Our second Green Park Leadership 10,000 report takes place against a background of growing concern about the levels of diversity in major companies.
The case for diversity has been made repeatedly, both by business and political leaders over recent years. As the global economy recovers and competition increases, the importance of talent in leadership has become greater than ever. Many companies have declared their intention to promote diverse talent.
Two key government supported initiatives have crystallised these concerns. The 25% target set by Lord Davies for gender diversity is being closely monitored; the aim was to meet the target by the end of this year.
In addition, the 2020 campaign to ensure that no FTSE 100 board is monocultural by the year 2020 was launched in December 2014 by the then Secretary of State.
Our report provides a picture of the current situation. It offers some encouragement in the case of gender, but shows that there is something of a pipeline for Women to be able to gain more senior roles.
Women continue to feature disproportionately as Non-Executive Board Directors; as a consequence, their true level of influence is far smaller than their numbers suggest.
There has been a small increase in the number of women holding Chair, CEO and CFO positions. With a slow but steady rise in the numbers of women at Top 20 and Top 100 positions, however, not enough to suggest that there will be a significant increase in future appointments to Executive Director roles.
Analysis by industrial sector shows slow improvement in most sectors at the top 100 level ‘pipeline’ level which indicates where the next Executive Directors may come from. The most significant rise in the number of women in these roles occurred in the Telecoms and Construction and Property sectors. The biggest faller was the technology sector which lost almost 10 per cent of its female leaders at this level.
Trevor Phillips, Chair of Green Park Diversity Analytics adds:
“Diversity is only of value to business if it genuinely brings people of different outlook, experience and culture to the table – there are few benefits to cosmetic change. This research reveals that the drive for diversity in Britain’s top companies is in danger of becoming a euphemism for more seats for professional white women at board tables.

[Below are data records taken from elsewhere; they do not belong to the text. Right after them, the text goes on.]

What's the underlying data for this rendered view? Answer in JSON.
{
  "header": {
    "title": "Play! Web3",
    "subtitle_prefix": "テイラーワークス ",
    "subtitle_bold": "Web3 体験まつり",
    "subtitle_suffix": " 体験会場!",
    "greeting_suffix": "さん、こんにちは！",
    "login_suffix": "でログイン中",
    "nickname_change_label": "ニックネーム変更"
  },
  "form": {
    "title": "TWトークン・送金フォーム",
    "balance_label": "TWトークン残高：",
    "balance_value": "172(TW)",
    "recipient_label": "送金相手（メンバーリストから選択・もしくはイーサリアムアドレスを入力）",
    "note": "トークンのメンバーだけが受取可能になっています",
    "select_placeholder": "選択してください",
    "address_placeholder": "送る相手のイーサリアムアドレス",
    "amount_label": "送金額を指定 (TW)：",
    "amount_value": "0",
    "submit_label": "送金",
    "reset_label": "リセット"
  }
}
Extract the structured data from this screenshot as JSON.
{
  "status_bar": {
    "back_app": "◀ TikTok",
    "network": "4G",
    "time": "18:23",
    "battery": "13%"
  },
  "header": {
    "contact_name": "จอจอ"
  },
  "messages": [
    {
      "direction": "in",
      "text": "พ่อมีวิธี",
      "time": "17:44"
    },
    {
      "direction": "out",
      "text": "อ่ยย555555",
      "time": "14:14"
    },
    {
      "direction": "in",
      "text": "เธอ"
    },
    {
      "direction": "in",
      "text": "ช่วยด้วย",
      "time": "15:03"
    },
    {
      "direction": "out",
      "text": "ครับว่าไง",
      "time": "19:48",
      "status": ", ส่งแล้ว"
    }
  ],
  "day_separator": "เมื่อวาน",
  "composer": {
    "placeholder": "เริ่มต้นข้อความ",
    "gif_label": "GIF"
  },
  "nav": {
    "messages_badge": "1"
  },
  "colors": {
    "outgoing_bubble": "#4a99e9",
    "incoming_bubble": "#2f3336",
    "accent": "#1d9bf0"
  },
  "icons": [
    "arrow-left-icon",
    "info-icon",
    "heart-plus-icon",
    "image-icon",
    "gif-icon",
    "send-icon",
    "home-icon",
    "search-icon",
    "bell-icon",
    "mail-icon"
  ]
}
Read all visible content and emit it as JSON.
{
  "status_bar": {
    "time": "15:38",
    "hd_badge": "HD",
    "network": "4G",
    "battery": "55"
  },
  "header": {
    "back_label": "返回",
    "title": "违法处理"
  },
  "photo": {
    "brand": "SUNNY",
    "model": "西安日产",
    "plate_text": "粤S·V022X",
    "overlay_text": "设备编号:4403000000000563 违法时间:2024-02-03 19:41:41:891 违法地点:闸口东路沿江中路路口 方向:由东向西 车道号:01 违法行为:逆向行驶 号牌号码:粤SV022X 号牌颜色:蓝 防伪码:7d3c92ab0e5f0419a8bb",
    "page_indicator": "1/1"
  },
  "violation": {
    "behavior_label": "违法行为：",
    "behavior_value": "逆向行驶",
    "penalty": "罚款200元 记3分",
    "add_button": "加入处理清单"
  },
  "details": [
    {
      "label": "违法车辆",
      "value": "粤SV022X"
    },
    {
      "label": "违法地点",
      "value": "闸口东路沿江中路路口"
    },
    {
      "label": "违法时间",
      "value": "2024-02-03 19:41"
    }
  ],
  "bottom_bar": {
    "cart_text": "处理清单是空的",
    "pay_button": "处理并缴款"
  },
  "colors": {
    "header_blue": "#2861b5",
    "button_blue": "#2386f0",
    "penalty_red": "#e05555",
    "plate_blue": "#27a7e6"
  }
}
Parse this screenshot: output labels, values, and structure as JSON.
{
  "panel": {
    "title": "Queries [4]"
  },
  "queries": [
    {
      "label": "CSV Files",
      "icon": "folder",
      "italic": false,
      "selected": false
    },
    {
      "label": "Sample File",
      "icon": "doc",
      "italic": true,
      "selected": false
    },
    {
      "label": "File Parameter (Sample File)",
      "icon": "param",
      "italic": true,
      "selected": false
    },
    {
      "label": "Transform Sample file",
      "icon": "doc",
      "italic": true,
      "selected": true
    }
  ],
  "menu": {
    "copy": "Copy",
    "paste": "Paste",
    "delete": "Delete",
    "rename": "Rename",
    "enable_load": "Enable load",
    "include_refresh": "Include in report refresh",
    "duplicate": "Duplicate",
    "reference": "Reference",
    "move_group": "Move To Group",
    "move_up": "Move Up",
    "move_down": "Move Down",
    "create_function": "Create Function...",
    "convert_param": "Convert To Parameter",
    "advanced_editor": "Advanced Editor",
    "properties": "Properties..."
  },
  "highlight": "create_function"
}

The analysis in this report of the Top 100 pipeline, which illustrates a real lack of progress in developing a broader range of future board leaders shows companies need to take quick action to refocus and recalibrate efforts to increase diversity.”